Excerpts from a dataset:
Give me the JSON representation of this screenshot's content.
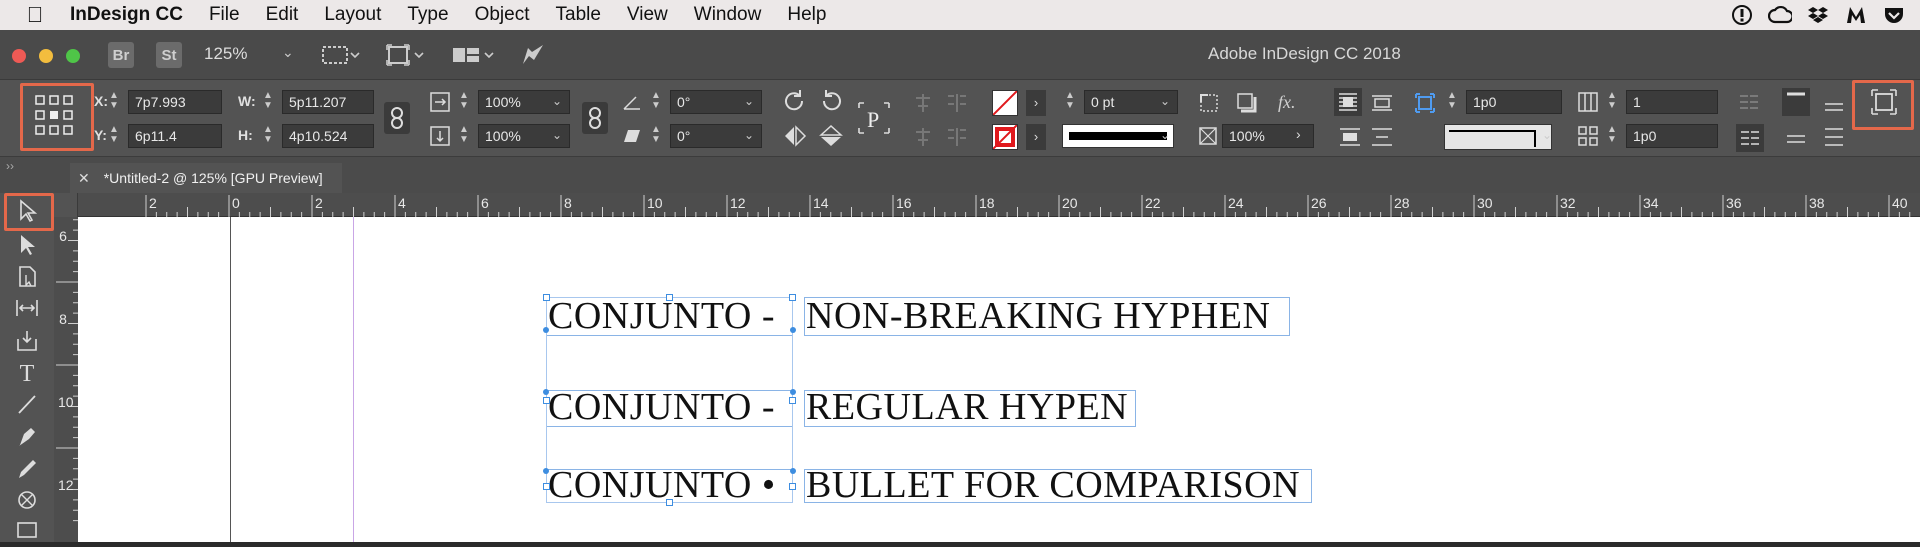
{
  "menubar": {
    "app_name": "InDesign CC",
    "items": [
      "File",
      "Edit",
      "Layout",
      "Type",
      "Object",
      "Table",
      "View",
      "Window",
      "Help"
    ]
  },
  "appbar": {
    "bridge_label": "Br",
    "stock_label": "St",
    "zoom": "125%",
    "title": "Adobe InDesign CC 2018"
  },
  "controls": {
    "x_label": "X:",
    "x_value": "7p7.993",
    "y_label": "Y:",
    "y_value": "6p11.4",
    "w_label": "W:",
    "w_value": "5p11.207",
    "h_label": "H:",
    "h_value": "4p10.524",
    "scale_x": "100%",
    "scale_y": "100%",
    "rotate": "0°",
    "shear": "0°",
    "stroke_weight": "0 pt",
    "opacity": "100%",
    "text_wrap_offset": "1p0",
    "columns": "1",
    "gutter": "1p0",
    "fx_label": "fx."
  },
  "tab": {
    "title": "*Untitled-2 @ 125% [GPU Preview]"
  },
  "ruler": {
    "h_ticks": [
      "2",
      "0",
      "2",
      "4",
      "6",
      "8",
      "10",
      "12",
      "14",
      "16",
      "18",
      "20",
      "22",
      "24",
      "26",
      "28",
      "30",
      "32",
      "34",
      "36",
      "38",
      "40"
    ],
    "v_ticks": [
      "6",
      "8",
      "10",
      "12"
    ]
  },
  "document": {
    "lines": [
      {
        "left": "CONJUNTO -",
        "right": "NON-BREAKING HYPHEN"
      },
      {
        "left": "CONJUNTO -",
        "right": "REGULAR HYPEN"
      },
      {
        "left": "CONJUNTO •",
        "right": "BULLET FOR COMPARISON"
      }
    ]
  },
  "colors": {
    "highlight": "#e4684a",
    "frame": "#8ab4e6",
    "guide_margin": "#c9a6e6"
  }
}
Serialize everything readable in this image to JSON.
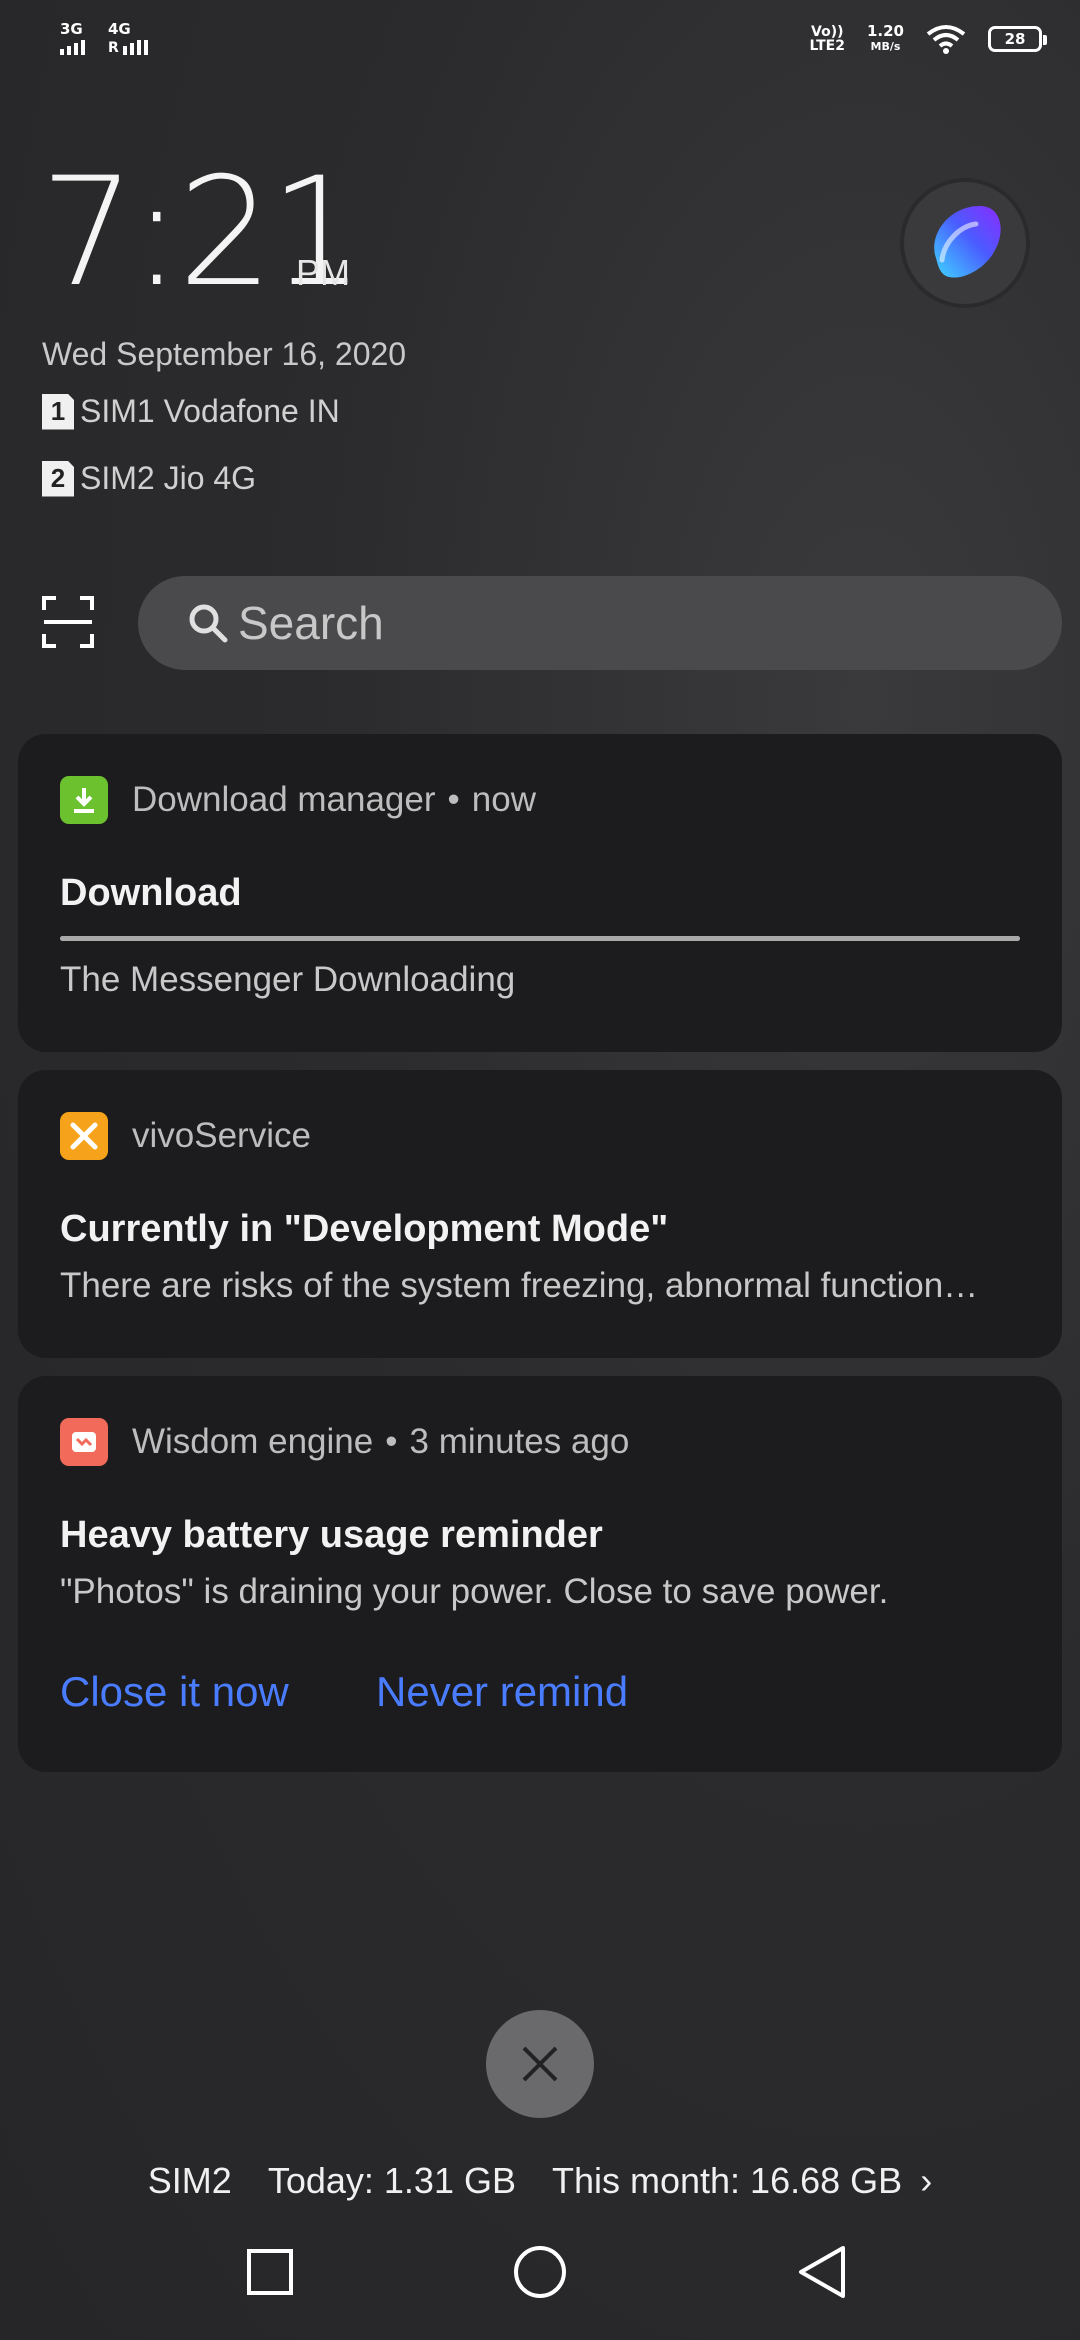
{
  "status_bar": {
    "sim1_network": "3G",
    "sim2_network": "4G",
    "sim2_roaming": "R",
    "volte": [
      "Vo))",
      "LTE2"
    ],
    "speed_value": "1.20",
    "speed_unit": "MB/s",
    "battery_level": "28"
  },
  "lockscreen": {
    "time": "7:21",
    "ampm": "PM",
    "date": "Wed September 16, 2020",
    "sims": [
      {
        "badge": "1",
        "label": "SIM1 Vodafone IN"
      },
      {
        "badge": "2",
        "label": "SIM2 Jio 4G"
      }
    ]
  },
  "search": {
    "placeholder": "Search"
  },
  "notifications": [
    {
      "app": "Download manager",
      "time": "now",
      "icon": "download-icon",
      "icon_color": "#6cc12e",
      "title": "Download",
      "progress_fraction": 1.0,
      "body": "The Messenger Downloading"
    },
    {
      "app": "vivoService",
      "icon": "tools-icon",
      "icon_color": "#f7a21b",
      "title": "Currently in \"Development Mode\"",
      "body": "There are risks of the system freezing, abnormal function…"
    },
    {
      "app": "Wisdom engine",
      "time": "3 minutes ago",
      "icon": "wisdom-engine-icon",
      "icon_color": "#f26a5a",
      "title": "Heavy battery usage reminder",
      "body": "\"Photos\" is draining your power. Close to save power.",
      "actions": [
        "Close it now",
        "Never remind"
      ]
    }
  ],
  "data_usage": {
    "sim": "SIM2",
    "today": "Today: 1.31 GB",
    "month": "This month: 16.68 GB",
    "chevron": "›"
  },
  "colors": {
    "accent": "#4a7cff",
    "card_bg": "#1c1c1e"
  }
}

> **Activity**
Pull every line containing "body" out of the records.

> **Written response**
      "body": "The Messenger Downloading"
      "body": "There are risks of the system freezing, abnormal function…"
      "body": "\"Photos\" is draining your power. Close to save power.",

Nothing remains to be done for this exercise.